::: DATA SUPPLIED :::
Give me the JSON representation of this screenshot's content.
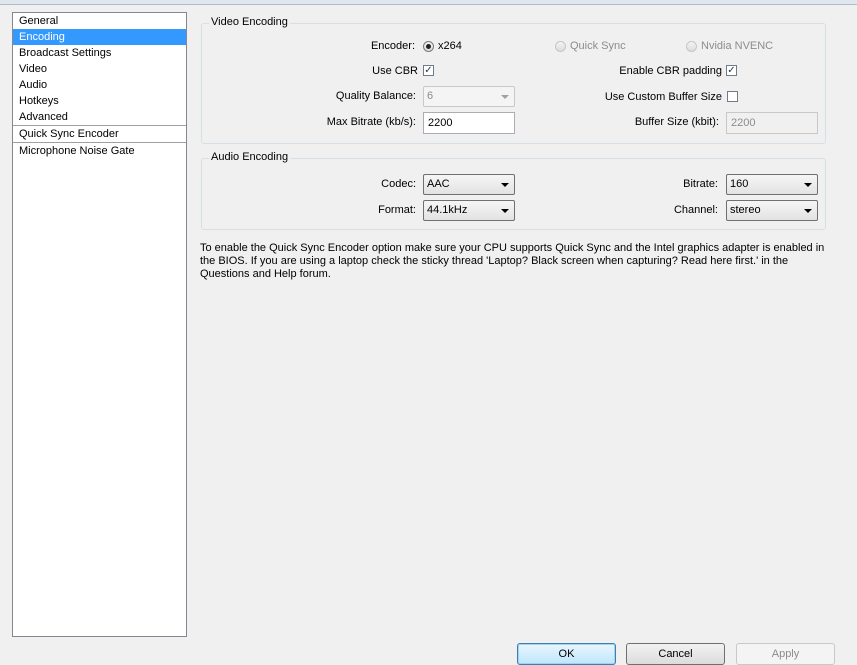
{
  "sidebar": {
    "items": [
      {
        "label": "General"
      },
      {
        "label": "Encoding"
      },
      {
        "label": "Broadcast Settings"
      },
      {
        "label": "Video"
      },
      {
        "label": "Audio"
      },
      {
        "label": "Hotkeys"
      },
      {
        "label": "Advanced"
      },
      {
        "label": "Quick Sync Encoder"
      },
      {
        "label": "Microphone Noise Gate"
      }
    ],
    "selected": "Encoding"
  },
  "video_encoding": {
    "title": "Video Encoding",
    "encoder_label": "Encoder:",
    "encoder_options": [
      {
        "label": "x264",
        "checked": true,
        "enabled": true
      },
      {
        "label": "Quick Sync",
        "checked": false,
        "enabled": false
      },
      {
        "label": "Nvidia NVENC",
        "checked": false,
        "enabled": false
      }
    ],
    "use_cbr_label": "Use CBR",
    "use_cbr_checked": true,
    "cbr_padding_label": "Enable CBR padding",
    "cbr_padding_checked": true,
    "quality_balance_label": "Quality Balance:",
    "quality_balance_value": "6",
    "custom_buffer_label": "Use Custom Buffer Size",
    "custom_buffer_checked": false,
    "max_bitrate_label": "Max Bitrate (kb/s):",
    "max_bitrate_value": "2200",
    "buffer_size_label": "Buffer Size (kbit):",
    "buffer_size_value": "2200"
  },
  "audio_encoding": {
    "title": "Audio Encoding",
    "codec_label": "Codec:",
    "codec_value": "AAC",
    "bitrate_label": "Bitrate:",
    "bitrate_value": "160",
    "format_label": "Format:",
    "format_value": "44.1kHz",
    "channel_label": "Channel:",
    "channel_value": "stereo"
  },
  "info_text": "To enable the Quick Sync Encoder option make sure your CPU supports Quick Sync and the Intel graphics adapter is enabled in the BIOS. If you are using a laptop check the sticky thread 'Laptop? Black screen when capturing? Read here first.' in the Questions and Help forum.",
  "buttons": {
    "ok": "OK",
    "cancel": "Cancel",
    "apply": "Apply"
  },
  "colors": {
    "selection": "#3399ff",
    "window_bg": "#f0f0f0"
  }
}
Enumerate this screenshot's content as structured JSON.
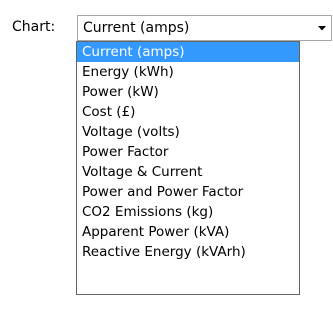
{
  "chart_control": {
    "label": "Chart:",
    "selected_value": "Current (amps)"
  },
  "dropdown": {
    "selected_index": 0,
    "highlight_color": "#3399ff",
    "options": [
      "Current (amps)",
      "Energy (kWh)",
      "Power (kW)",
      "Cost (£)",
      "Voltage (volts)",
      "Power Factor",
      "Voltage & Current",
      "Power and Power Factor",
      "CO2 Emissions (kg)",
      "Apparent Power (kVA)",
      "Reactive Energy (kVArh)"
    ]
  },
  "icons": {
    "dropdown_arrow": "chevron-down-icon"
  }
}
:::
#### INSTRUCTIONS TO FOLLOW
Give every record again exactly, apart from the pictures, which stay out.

#### RESPONSE TO THIS EXERCISE
Give me the JSON representation of this screenshot's content.
{
  "sidebar": {
    "items": [
      {
        "label": "General"
      },
      {
        "label": "Encoding"
      },
      {
        "label": "Broadcast Settings"
      },
      {
        "label": "Video"
      },
      {
        "label": "Audio"
      },
      {
        "label": "Hotkeys"
      },
      {
        "label": "Advanced"
      },
      {
        "label": "Quick Sync Encoder"
      },
      {
        "label": "Microphone Noise Gate"
      }
    ],
    "selected": "Encoding"
  },
  "video_encoding": {
    "title": "Video Encoding",
    "encoder_label": "Encoder:",
    "encoder_options": [
      {
        "label": "x264",
        "checked": true,
        "enabled": true
      },
      {
        "label": "Quick Sync",
        "checked": false,
        "enabled": false
      },
      {
        "label": "Nvidia NVENC",
        "checked": false,
        "enabled": false
      }
    ],
    "use_cbr_label": "Use CBR",
    "use_cbr_checked": true,
    "cbr_padding_label": "Enable CBR padding",
    "cbr_padding_checked": true,
    "quality_balance_label": "Quality Balance:",
    "quality_balance_value": "6",
    "custom_buffer_label": "Use Custom Buffer Size",
    "custom_buffer_checked": false,
    "max_bitrate_label": "Max Bitrate (kb/s):",
    "max_bitrate_value": "2200",
    "buffer_size_label": "Buffer Size (kbit):",
    "buffer_size_value": "2200"
  },
  "audio_encoding": {
    "title": "Audio Encoding",
    "codec_label": "Codec:",
    "codec_value": "AAC",
    "bitrate_label": "Bitrate:",
    "bitrate_value": "160",
    "format_label": "Format:",
    "format_value": "44.1kHz",
    "channel_label": "Channel:",
    "channel_value": "stereo"
  },
  "info_text": "To enable the Quick Sync Encoder option make sure your CPU supports Quick Sync and the Intel graphics adapter is enabled in the BIOS. If you are using a laptop check the sticky thread 'Laptop? Black screen when capturing? Read here first.' in the Questions and Help forum.",
  "buttons": {
    "ok": "OK",
    "cancel": "Cancel",
    "apply": "Apply"
  },
  "colors": {
    "selection": "#3399ff",
    "window_bg": "#f0f0f0"
  }
}
Enumerate this screenshot's content as structured JSON.
{
  "chart_control": {
    "label": "Chart:",
    "selected_value": "Current (amps)"
  },
  "dropdown": {
    "selected_index": 0,
    "highlight_color": "#3399ff",
    "options": [
      "Current (amps)",
      "Energy (kWh)",
      "Power (kW)",
      "Cost (£)",
      "Voltage (volts)",
      "Power Factor",
      "Voltage & Current",
      "Power and Power Factor",
      "CO2 Emissions (kg)",
      "Apparent Power (kVA)",
      "Reactive Energy (kVArh)"
    ]
  },
  "icons": {
    "dropdown_arrow": "chevron-down-icon"
  }
}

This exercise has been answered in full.